Ferrari Italia 458 Coupe
Ferrari may have been founded on a series of V12-powered cars, but some of its most successful models were those fitted with a mid-rear-mounted V8. And so it is with the Ferrari Italia 458 Coupe – the name meaning 4.5-litres and eight cylinders, with Italia thrown it at the end in homage to its home country.
This two-seater coupe faces the might of the Porsche 911 turbo, McLaren 650S and Audi R8 in its standard form while the 458 Speciale needs to better the recently introduced McLaren 675LT for the honours.
There are two choices of 458 Berlinetta available – the standard 458 Italia and the lightweight, more powerful and more focused 458 Speciale.
Both use broadly similar 4.5-litre V8 engines, and the Italia squeezes out 562bhp and 540Nm of torque, the former figure arriving at a screaming 9,000rpm. That’s enough for the 458 Italia to sprint from 0-62mph in 3.4 seconds, and onto 124mph just seven seconds later.
The Speciale uses new materials and techniques for the engine internals, and holds the plaudits for most powerful naturally aspirated eight-cylinder engine ever developed by the firm. Torque remains the same 540Nm, still delivered at 6,000rpm, but power jumps to 597bhp.
Alongside a weight loss of 90kg, and a faster-reacting F1 Dual Clutch automatic gearbox, the 458 Speciale slingshots from 0-62mph in 3.0 seconds. The 0-124mph time is just 9.1 seconds, and top speed remains the 202mph as with the 458 Italia.
Regardless which model you opt for, both sound fantastic, with a deep-chested bellow at low-revs that transforms into the screaming crescendo so typical of the firm’s V8 engines. On the Speciale the exhausts use specialist technology and the dual pipes (instead of the triple set up on the Italia) have been relocated to emphasise the sound from the engine.
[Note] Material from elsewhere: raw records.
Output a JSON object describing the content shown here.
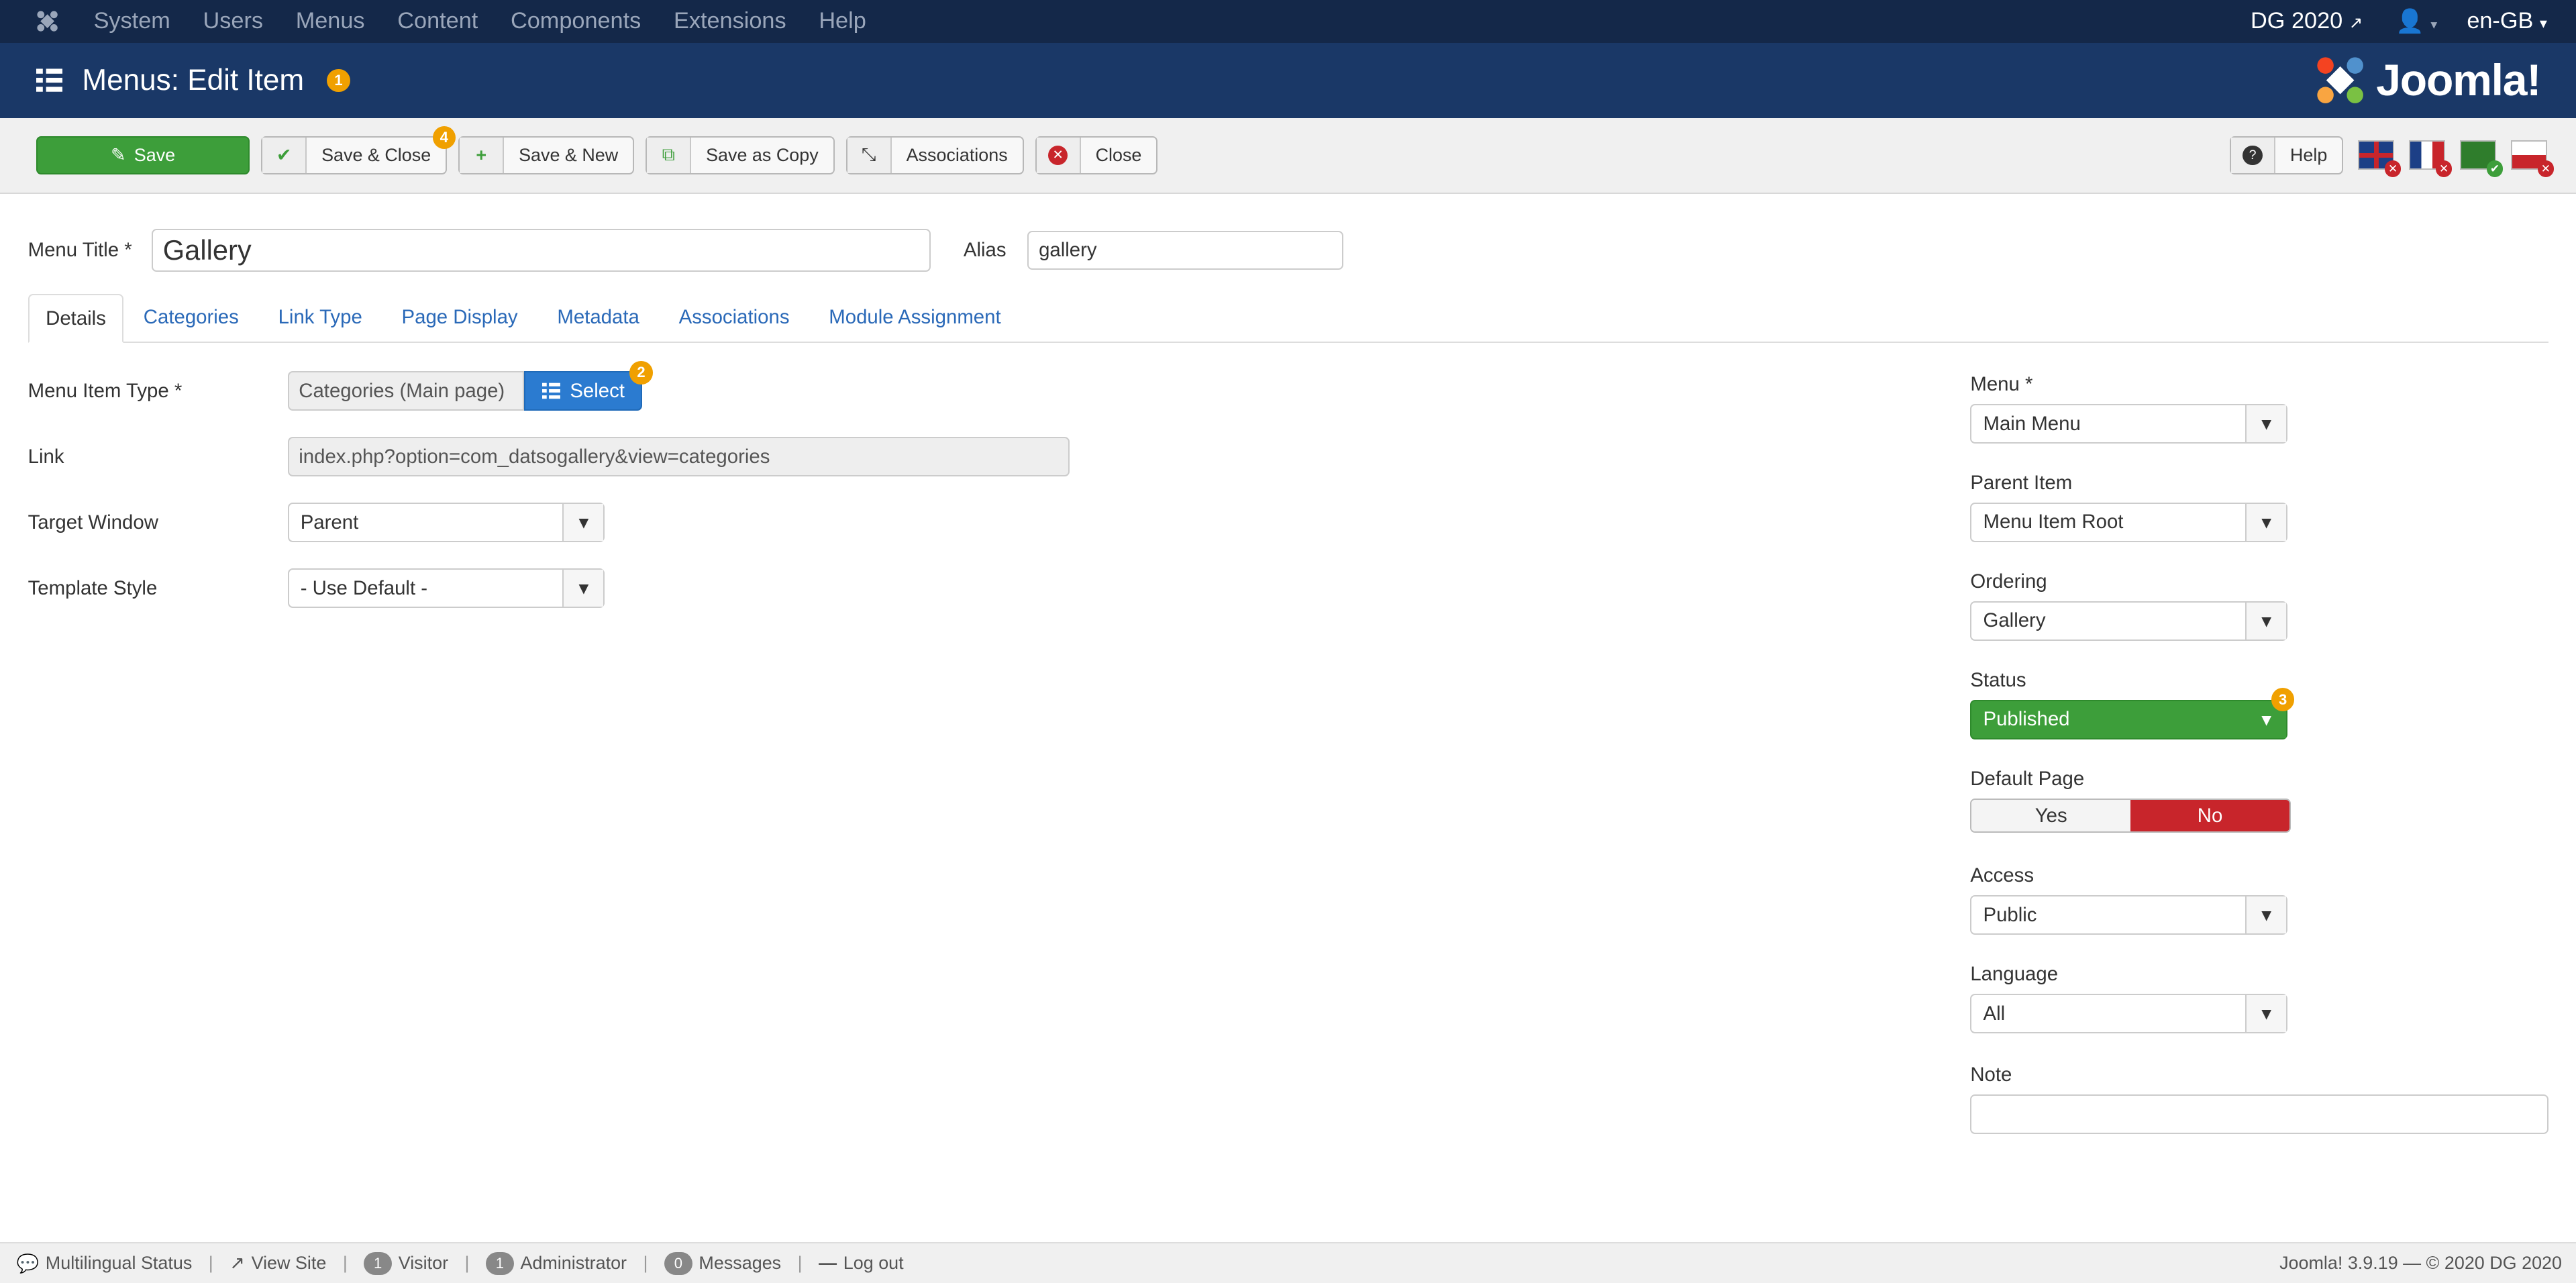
{
  "topnav": {
    "menu": [
      "System",
      "Users",
      "Menus",
      "Content",
      "Components",
      "Extensions",
      "Help"
    ],
    "site_name": "DG 2020",
    "language": "en-GB"
  },
  "header": {
    "title": "Menus: Edit Item",
    "badge": "1",
    "brand": "Joomla!"
  },
  "toolbar": {
    "save": "Save",
    "save_close": "Save & Close",
    "save_close_badge": "4",
    "save_new": "Save & New",
    "save_copy": "Save as Copy",
    "associations": "Associations",
    "close": "Close",
    "help": "Help"
  },
  "form": {
    "menu_title_label": "Menu Title *",
    "menu_title_value": "Gallery",
    "alias_label": "Alias",
    "alias_value": "gallery"
  },
  "tabs": [
    "Details",
    "Categories",
    "Link Type",
    "Page Display",
    "Metadata",
    "Associations",
    "Module Assignment"
  ],
  "details": {
    "menu_item_type_label": "Menu Item Type *",
    "menu_item_type_value": "Categories (Main page)",
    "select_label": "Select",
    "select_badge": "2",
    "link_label": "Link",
    "link_value": "index.php?option=com_datsogallery&view=categories",
    "target_window_label": "Target Window",
    "target_window_value": "Parent",
    "template_style_label": "Template Style",
    "template_style_value": "- Use Default -"
  },
  "sidebar": {
    "menu_label": "Menu *",
    "menu_value": "Main Menu",
    "parent_label": "Parent Item",
    "parent_value": "Menu Item Root",
    "ordering_label": "Ordering",
    "ordering_value": "Gallery",
    "status_label": "Status",
    "status_value": "Published",
    "status_badge": "3",
    "default_label": "Default Page",
    "default_yes": "Yes",
    "default_no": "No",
    "access_label": "Access",
    "access_value": "Public",
    "language_label": "Language",
    "language_value": "All",
    "note_label": "Note",
    "note_value": ""
  },
  "footer": {
    "multilingual": "Multilingual Status",
    "view_site": "View Site",
    "visitor_count": "1",
    "visitor": "Visitor",
    "admin_count": "1",
    "admin": "Administrator",
    "messages_count": "0",
    "messages": "Messages",
    "logout": "Log out",
    "copyright": "Joomla! 3.9.19  —  © 2020 DG 2020"
  },
  "colors": {
    "nav": "#142849",
    "header": "#1a3867",
    "save": "#3d9e3a",
    "select": "#2b7bd0",
    "no": "#c8252b",
    "badge": "#f0a000"
  }
}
Ride and Handling
When launched, the Ferrari 458 used a new modular chassis, which meant it was a much firmer and stiffer platform than the Ferrari F430 it replaced. Double wishbone suspension up front mates with adaptive dampers and specially designed tyres. It now rolls far less than its predecessor and boasts a 30 percent faster steering set up, which for the uninitiated is finger-light in its weighting and initially seems at odds with the rather brutal performance of the car.
But for all that pinsharp response, dart-like turn-in and staggering level of grip, the 458 Italia doesn’t ride like a race car on the road. Those adaptive dampers ensure that it smothers surface imperfections with ease, though you will likely find yourself running in ‘bumpy road’ mode most of the time should you regularly traverse typical British blacktop.
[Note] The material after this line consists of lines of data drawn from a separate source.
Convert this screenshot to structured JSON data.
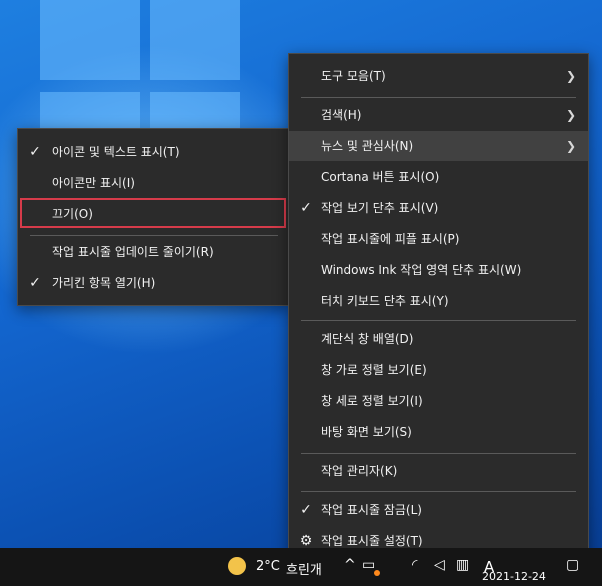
{
  "submenu": {
    "items": [
      {
        "label": "아이콘 및 텍스트 표시(T)",
        "checked": true
      },
      {
        "label": "아이콘만 표시(I)",
        "checked": false
      },
      {
        "label": "끄기(O)",
        "checked": false,
        "highlighted": true
      },
      {
        "label": "작업 표시줄 업데이트 줄이기(R)",
        "checked": false
      },
      {
        "label": "가리킨 항목 열기(H)",
        "checked": true
      }
    ]
  },
  "context_menu": {
    "items": [
      {
        "label": "도구 모음(T)",
        "submenu": true
      },
      {
        "label": "검색(H)",
        "submenu": true
      },
      {
        "label": "뉴스 및 관심사(N)",
        "submenu": true,
        "active": true
      },
      {
        "label": "Cortana 버튼 표시(O)"
      },
      {
        "label": "작업 보기 단추 표시(V)",
        "checked": true
      },
      {
        "label": "작업 표시줄에 피플 표시(P)"
      },
      {
        "label": "Windows Ink 작업 영역 단추 표시(W)"
      },
      {
        "label": "터치 키보드 단추 표시(Y)"
      },
      {
        "label": "계단식 창 배열(D)"
      },
      {
        "label": "창 가로 정렬 보기(E)"
      },
      {
        "label": "창 세로 정렬 보기(I)"
      },
      {
        "label": "바탕 화면 보기(S)"
      },
      {
        "label": "작업 관리자(K)"
      },
      {
        "label": "작업 표시줄 잠금(L)",
        "checked": true
      },
      {
        "label": "작업 표시줄 설정(T)",
        "icon": "gear-icon"
      }
    ]
  },
  "taskbar": {
    "weather_temp": "2°C",
    "weather_desc": "흐린개",
    "ime": "A",
    "date": "2021-12-24"
  },
  "colors": {
    "highlight_border": "#d63b4a",
    "menu_bg": "#2b2b2b",
    "hover_bg": "#414141"
  }
}
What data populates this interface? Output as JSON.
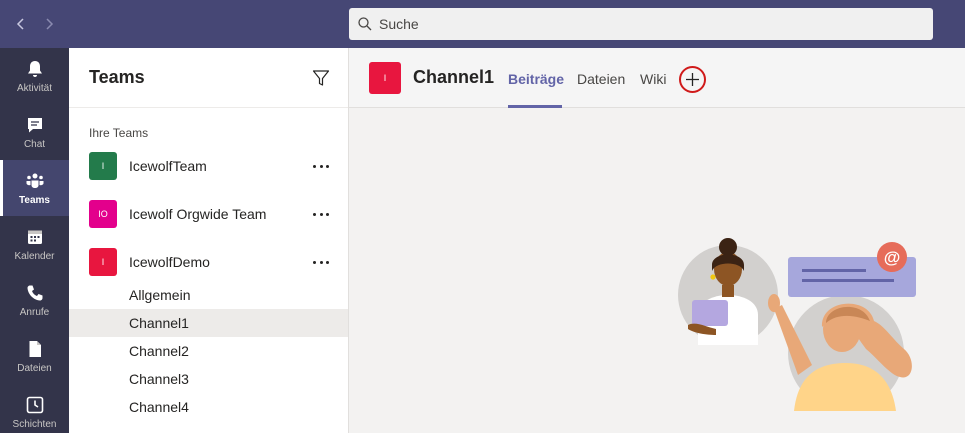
{
  "colors": {
    "topbar": "#464775",
    "rail": "#33344a",
    "accent": "#6264a7",
    "add_tab_ring": "#d01a1a"
  },
  "search": {
    "placeholder": "Suche",
    "icon": "search-icon"
  },
  "nav": {
    "back_icon": "chevron-left-icon",
    "forward_icon": "chevron-right-icon"
  },
  "rail": {
    "items": [
      {
        "label": "Aktivität",
        "icon": "bell-icon"
      },
      {
        "label": "Chat",
        "icon": "chat-icon"
      },
      {
        "label": "Teams",
        "icon": "teams-icon",
        "active": true
      },
      {
        "label": "Kalender",
        "icon": "calendar-icon"
      },
      {
        "label": "Anrufe",
        "icon": "phone-icon"
      },
      {
        "label": "Dateien",
        "icon": "file-icon"
      },
      {
        "label": "Schichten",
        "icon": "clock-icon"
      }
    ]
  },
  "panel": {
    "title": "Teams",
    "section_label": "Ihre Teams",
    "teams": [
      {
        "name": "IcewolfTeam",
        "initials": "I",
        "color": "#237b4b"
      },
      {
        "name": "Icewolf Orgwide Team",
        "initials": "IO",
        "color": "#e3008c"
      },
      {
        "name": "IcewolfDemo",
        "initials": "I",
        "color": "#e8163f"
      }
    ],
    "channels": [
      "Allgemein",
      "Channel1",
      "Channel2",
      "Channel3",
      "Channel4"
    ],
    "selected_channel": "Channel1"
  },
  "content": {
    "channel_initials": "I",
    "channel_title": "Channel1",
    "tabs": [
      "Beiträge",
      "Dateien",
      "Wiki"
    ],
    "active_tab": "Beiträge"
  }
}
Even the hardcore Ferrari 458 Speciale manages to impress, and surprise, with its ride quality; the dampers are said to react to inputs from road or steering in just 0.060 seconds.
The first thing you’ll notice about the 458 Italia’s cabin isn’t the wildly shaped and sculpted layers that form the main dashboard, but that the steering wheel has no stalks. Not for wipers, indicators or headlights – and that’s because they’re all on the steering wheel. Festooned with these buttons, plus the Manettino switch, it looks more like a race car’s helm than a road car. You’ll quickly appreciate the extra ease with which the F1 gearbox’s manual paddles are within reach at all times because of this.
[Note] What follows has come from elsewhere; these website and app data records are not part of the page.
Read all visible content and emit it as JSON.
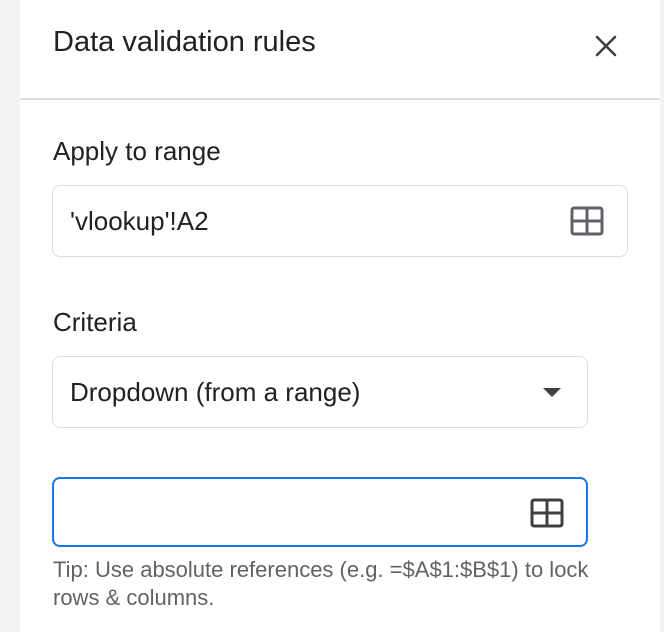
{
  "panel": {
    "title": "Data validation rules"
  },
  "apply_to_range": {
    "label": "Apply to range",
    "value": "'vlookup'!A2",
    "icon": "grid-range-icon"
  },
  "criteria": {
    "label": "Criteria",
    "selected": "Dropdown (from a range)",
    "range_input": {
      "value": "",
      "placeholder": ""
    },
    "tip": "Tip: Use absolute references (e.g. =$A$1:$B$1) to lock rows & columns."
  },
  "colors": {
    "accent": "#1a73e8",
    "border": "#dadce0",
    "text": "#202124",
    "muted": "#5f6368"
  }
}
But, so long as you haven’t forked out for the stripped-out Speciale model, you’ll be able to revel in how user friendly and well-trimmed the cabin of the 458 is. There’s only two seats, but storage space is ample and, as long as you tick a few of the option boxes, it’s comprehensively equipped too.
Faster and more focused, the lightweight Ferrari 458 Speciale is the most extreme 458 model available, with a more powerful engine, more extreme aerodynamics and the introduction of Side Slip Angle Control (SSC). This uses a set of sophisticated sensors to monitor the car’s behaviour and driver input, allowing for keen owners to exploit the cars talents on the limit fully and only stepping-in to save the day if ultimately required.
The braking system has been developed from the components used on the 950bhp LaFerrari, with new calipers, ceramic discs and special pad material while the forged wheels wear specially optimised Michelin Pilot Sport Cup2 tyres.
Weight loss was paramount to the car’s development; the glass is thinner, the tailgate panel now plastic and the composite bumpers have been redesigned. Inside makes use of carbon fibre and Alcantara, with much of the standard 458 Italia’s equipment stripped out for a race-car like feel – including Sabelt race seats and the option to add four-point racing harnesses, roll bar, on-board telemetry and built-in track cameras.
Read the rest of the comprehensive Parkers Ferrari 458 Italia review to find out just why we rate this as one of the very best sportscars ever made.